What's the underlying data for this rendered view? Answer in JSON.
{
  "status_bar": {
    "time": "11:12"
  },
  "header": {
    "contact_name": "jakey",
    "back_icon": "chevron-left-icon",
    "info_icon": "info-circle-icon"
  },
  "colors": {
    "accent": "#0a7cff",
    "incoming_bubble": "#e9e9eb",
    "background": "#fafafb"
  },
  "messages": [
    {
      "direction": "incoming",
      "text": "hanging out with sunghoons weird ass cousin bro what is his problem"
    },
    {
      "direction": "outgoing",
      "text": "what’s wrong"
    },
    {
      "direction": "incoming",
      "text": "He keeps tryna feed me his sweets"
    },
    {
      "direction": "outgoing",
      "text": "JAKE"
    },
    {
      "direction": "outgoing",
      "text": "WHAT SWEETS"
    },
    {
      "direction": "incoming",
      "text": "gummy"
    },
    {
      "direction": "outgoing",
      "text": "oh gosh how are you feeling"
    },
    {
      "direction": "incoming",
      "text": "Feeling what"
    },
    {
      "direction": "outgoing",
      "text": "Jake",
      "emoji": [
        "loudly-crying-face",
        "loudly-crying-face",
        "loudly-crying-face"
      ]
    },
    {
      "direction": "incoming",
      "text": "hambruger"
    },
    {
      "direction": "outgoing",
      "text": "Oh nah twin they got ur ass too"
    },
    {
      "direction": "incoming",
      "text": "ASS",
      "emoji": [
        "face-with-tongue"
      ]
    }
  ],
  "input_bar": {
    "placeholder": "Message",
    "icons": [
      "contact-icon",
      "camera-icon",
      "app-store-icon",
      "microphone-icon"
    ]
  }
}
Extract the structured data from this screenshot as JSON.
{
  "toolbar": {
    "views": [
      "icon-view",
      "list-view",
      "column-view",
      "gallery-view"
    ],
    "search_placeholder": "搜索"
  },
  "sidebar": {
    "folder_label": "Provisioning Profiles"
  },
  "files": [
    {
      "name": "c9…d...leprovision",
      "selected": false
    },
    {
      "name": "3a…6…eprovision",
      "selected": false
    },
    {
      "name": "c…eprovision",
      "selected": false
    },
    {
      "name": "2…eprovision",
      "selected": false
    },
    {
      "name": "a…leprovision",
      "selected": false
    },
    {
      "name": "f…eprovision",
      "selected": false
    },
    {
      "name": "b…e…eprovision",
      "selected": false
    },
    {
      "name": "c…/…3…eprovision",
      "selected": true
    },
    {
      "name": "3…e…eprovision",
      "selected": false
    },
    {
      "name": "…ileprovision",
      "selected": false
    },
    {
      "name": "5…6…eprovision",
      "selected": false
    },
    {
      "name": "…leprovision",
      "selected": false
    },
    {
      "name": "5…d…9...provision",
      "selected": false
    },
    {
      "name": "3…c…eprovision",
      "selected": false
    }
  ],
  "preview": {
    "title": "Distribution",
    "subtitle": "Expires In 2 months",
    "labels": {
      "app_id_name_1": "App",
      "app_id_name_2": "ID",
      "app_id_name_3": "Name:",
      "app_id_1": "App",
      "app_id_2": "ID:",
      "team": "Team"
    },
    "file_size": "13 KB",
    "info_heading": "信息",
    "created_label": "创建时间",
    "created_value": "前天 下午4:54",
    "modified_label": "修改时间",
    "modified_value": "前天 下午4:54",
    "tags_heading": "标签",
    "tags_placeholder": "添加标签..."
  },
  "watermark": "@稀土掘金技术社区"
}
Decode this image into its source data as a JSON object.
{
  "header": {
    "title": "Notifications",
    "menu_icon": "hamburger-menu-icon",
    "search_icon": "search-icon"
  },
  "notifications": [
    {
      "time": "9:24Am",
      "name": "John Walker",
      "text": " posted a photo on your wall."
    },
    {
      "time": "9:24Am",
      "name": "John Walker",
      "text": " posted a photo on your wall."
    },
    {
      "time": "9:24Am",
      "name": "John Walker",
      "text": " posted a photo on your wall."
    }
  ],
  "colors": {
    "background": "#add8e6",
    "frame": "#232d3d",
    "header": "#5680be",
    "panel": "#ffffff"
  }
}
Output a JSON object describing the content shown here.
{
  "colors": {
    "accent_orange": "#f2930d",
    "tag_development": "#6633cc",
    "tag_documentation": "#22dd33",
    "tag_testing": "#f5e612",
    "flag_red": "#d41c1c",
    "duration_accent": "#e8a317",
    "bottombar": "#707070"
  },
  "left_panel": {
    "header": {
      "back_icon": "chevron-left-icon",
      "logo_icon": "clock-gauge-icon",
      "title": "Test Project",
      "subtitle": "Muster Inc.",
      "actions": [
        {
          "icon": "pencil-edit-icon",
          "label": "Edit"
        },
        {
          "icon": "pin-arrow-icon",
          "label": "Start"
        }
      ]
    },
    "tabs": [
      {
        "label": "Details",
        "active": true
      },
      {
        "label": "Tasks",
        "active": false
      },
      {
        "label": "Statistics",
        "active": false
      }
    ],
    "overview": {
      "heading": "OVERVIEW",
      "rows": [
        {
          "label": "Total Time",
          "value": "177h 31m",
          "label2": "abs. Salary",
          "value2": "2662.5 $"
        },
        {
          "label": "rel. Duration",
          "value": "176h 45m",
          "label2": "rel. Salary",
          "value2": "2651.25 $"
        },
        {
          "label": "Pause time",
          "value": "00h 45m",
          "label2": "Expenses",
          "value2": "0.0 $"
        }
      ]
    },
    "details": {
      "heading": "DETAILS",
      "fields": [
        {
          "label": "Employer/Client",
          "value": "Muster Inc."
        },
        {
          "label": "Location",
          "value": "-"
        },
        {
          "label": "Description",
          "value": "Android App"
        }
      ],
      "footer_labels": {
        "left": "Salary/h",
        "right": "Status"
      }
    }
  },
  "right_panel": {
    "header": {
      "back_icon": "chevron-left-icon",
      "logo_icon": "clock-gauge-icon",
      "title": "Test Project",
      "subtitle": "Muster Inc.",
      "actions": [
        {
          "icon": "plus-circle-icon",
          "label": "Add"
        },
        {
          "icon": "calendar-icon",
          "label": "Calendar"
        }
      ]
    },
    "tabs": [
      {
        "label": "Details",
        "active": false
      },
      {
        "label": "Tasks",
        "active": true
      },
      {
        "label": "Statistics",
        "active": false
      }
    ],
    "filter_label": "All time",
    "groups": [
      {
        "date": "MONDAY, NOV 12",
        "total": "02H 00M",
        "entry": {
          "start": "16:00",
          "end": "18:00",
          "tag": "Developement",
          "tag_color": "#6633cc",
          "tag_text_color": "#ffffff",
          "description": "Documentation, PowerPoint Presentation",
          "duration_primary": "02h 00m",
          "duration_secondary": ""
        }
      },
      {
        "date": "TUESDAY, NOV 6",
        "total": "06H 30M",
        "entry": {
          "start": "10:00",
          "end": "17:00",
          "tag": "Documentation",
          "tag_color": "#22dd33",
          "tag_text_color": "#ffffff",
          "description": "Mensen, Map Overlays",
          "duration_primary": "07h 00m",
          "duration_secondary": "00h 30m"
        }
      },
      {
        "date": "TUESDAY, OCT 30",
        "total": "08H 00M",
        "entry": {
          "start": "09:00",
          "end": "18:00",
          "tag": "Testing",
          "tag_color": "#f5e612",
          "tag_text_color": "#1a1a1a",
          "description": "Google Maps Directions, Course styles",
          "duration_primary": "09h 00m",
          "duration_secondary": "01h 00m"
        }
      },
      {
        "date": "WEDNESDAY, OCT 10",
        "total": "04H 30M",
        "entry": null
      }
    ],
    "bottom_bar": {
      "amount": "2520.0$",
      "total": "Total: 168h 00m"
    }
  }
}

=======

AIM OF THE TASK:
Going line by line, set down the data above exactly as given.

TASK RESULT:
What's the underlying data for this rendered view? Answer in JSON.
{
  "status_bar": {
    "time": "11:12"
  },
  "header": {
    "contact_name": "jakey",
    "back_icon": "chevron-left-icon",
    "info_icon": "info-circle-icon"
  },
  "colors": {
    "accent": "#0a7cff",
    "incoming_bubble": "#e9e9eb",
    "background": "#fafafb"
  },
  "messages": [
    {
      "direction": "incoming",
      "text": "hanging out with sunghoons weird ass cousin bro what is his problem"
    },
    {
      "direction": "outgoing",
      "text": "what’s wrong"
    },
    {
      "direction": "incoming",
      "text": "He keeps tryna feed me his sweets"
    },
    {
      "direction": "outgoing",
      "text": "JAKE"
    },
    {
      "direction": "outgoing",
      "text": "WHAT SWEETS"
    },
    {
      "direction": "incoming",
      "text": "gummy"
    },
    {
      "direction": "outgoing",
      "text": "oh gosh how are you feeling"
    },
    {
      "direction": "incoming",
      "text": "Feeling what"
    },
    {
      "direction": "outgoing",
      "text": "Jake",
      "emoji": [
        "loudly-crying-face",
        "loudly-crying-face",
        "loudly-crying-face"
      ]
    },
    {
      "direction": "incoming",
      "text": "hambruger"
    },
    {
      "direction": "outgoing",
      "text": "Oh nah twin they got ur ass too"
    },
    {
      "direction": "incoming",
      "text": "ASS",
      "emoji": [
        "face-with-tongue"
      ]
    }
  ],
  "input_bar": {
    "placeholder": "Message",
    "icons": [
      "contact-icon",
      "camera-icon",
      "app-store-icon",
      "microphone-icon"
    ]
  }
}
Extract the structured data from this screenshot as JSON.
{
  "toolbar": {
    "views": [
      "icon-view",
      "list-view",
      "column-view",
      "gallery-view"
    ],
    "search_placeholder": "搜索"
  },
  "sidebar": {
    "folder_label": "Provisioning Profiles"
  },
  "files": [
    {
      "name": "c9…d...leprovision",
      "selected": false
    },
    {
      "name": "3a…6…eprovision",
      "selected": false
    },
    {
      "name": "c…eprovision",
      "selected": false
    },
    {
      "name": "2…eprovision",
      "selected": false
    },
    {
      "name": "a…leprovision",
      "selected": false
    },
    {
      "name": "f…eprovision",
      "selected": false
    },
    {
      "name": "b…e…eprovision",
      "selected": false
    },
    {
      "name": "c…/…3…eprovision",
      "selected": true
    },
    {
      "name": "3…e…eprovision",
      "selected": false
    },
    {
      "name": "…ileprovision",
      "selected": false
    },
    {
      "name": "5…6…eprovision",
      "selected": false
    },
    {
      "name": "…leprovision",
      "selected": false
    },
    {
      "name": "5…d…9...provision",
      "selected": false
    },
    {
      "name": "3…c…eprovision",
      "selected": false
    }
  ],
  "preview": {
    "title": "Distribution",
    "subtitle": "Expires In 2 months",
    "labels": {
      "app_id_name_1": "App",
      "app_id_name_2": "ID",
      "app_id_name_3": "Name:",
      "app_id_1": "App",
      "app_id_2": "ID:",
      "team": "Team"
    },
    "file_size": "13 KB",
    "info_heading": "信息",
    "created_label": "创建时间",
    "created_value": "前天 下午4:54",
    "modified_label": "修改时间",
    "modified_value": "前天 下午4:54",
    "tags_heading": "标签",
    "tags_placeholder": "添加标签..."
  },
  "watermark": "@稀土掘金技术社区"
}
Decode this image into its source data as a JSON object.
{
  "header": {
    "title": "Notifications",
    "menu_icon": "hamburger-menu-icon",
    "search_icon": "search-icon"
  },
  "notifications": [
    {
      "time": "9:24Am",
      "name": "John Walker",
      "text": " posted a photo on your wall."
    },
    {
      "time": "9:24Am",
      "name": "John Walker",
      "text": " posted a photo on your wall."
    },
    {
      "time": "9:24Am",
      "name": "John Walker",
      "text": " posted a photo on your wall."
    }
  ],
  "colors": {
    "background": "#add8e6",
    "frame": "#232d3d",
    "header": "#5680be",
    "panel": "#ffffff"
  }
}
Output a JSON object describing the content shown here.
{
  "colors": {
    "accent_orange": "#f2930d",
    "tag_development": "#6633cc",
    "tag_documentation": "#22dd33",
    "tag_testing": "#f5e612",
    "flag_red": "#d41c1c",
    "duration_accent": "#e8a317",
    "bottombar": "#707070"
  },
  "left_panel": {
    "header": {
      "back_icon": "chevron-left-icon",
      "logo_icon": "clock-gauge-icon",
      "title": "Test Project",
      "subtitle": "Muster Inc.",
      "actions": [
        {
          "icon": "pencil-edit-icon",
          "label": "Edit"
        },
        {
          "icon": "pin-arrow-icon",
          "label": "Start"
        }
      ]
    },
    "tabs": [
      {
        "label": "Details",
        "active": true
      },
      {
        "label": "Tasks",
        "active": false
      },
      {
        "label": "Statistics",
        "active": false
      }
    ],
    "overview": {
      "heading": "OVERVIEW",
      "rows": [
        {
          "label": "Total Time",
          "value": "177h 31m",
          "label2": "abs. Salary",
          "value2": "2662.5 $"
        },
        {
          "label": "rel. Duration",
          "value": "176h 45m",
          "label2": "rel. Salary",
          "value2": "2651.25 $"
        },
        {
          "label": "Pause time",
          "value": "00h 45m",
          "label2": "Expenses",
          "value2": "0.0 $"
        }
      ]
    },
    "details": {
      "heading": "DETAILS",
      "fields": [
        {
          "label": "Employer/Client",
          "value": "Muster Inc."
        },
        {
          "label": "Location",
          "value": "-"
        },
        {
          "label": "Description",
          "value": "Android App"
        }
      ],
      "footer_labels": {
        "left": "Salary/h",
        "right": "Status"
      }
    }
  },
  "right_panel": {
    "header": {
      "back_icon": "chevron-left-icon",
      "logo_icon": "clock-gauge-icon",
      "title": "Test Project",
      "subtitle": "Muster Inc.",
      "actions": [
        {
          "icon": "plus-circle-icon",
          "label": "Add"
        },
        {
          "icon": "calendar-icon",
          "label": "Calendar"
        }
      ]
    },
    "tabs": [
      {
        "label": "Details",
        "active": false
      },
      {
        "label": "Tasks",
        "active": true
      },
      {
        "label": "Statistics",
        "active": false
      }
    ],
    "filter_label": "All time",
    "groups": [
      {
        "date": "MONDAY, NOV 12",
        "total": "02H 00M",
        "entry": {
          "start": "16:00",
          "end": "18:00",
          "tag": "Developement",
          "tag_color": "#6633cc",
          "tag_text_color": "#ffffff",
          "description": "Documentation, PowerPoint Presentation",
          "duration_primary": "02h 00m",
          "duration_secondary": ""
        }
      },
      {
        "date": "TUESDAY, NOV 6",
        "total": "06H 30M",
        "entry": {
          "start": "10:00",
          "end": "17:00",
          "tag": "Documentation",
          "tag_color": "#22dd33",
          "tag_text_color": "#ffffff",
          "description": "Mensen, Map Overlays",
          "duration_primary": "07h 00m",
          "duration_secondary": "00h 30m"
        }
      },
      {
        "date": "TUESDAY, OCT 30",
        "total": "08H 00M",
        "entry": {
          "start": "09:00",
          "end": "18:00",
          "tag": "Testing",
          "tag_color": "#f5e612",
          "tag_text_color": "#1a1a1a",
          "description": "Google Maps Directions, Course styles",
          "duration_primary": "09h 00m",
          "duration_secondary": "01h 00m"
        }
      },
      {
        "date": "WEDNESDAY, OCT 10",
        "total": "04H 30M",
        "entry": null
      }
    ],
    "bottom_bar": {
      "amount": "2520.0$",
      "total": "Total: 168h 00m"
    }
  }
}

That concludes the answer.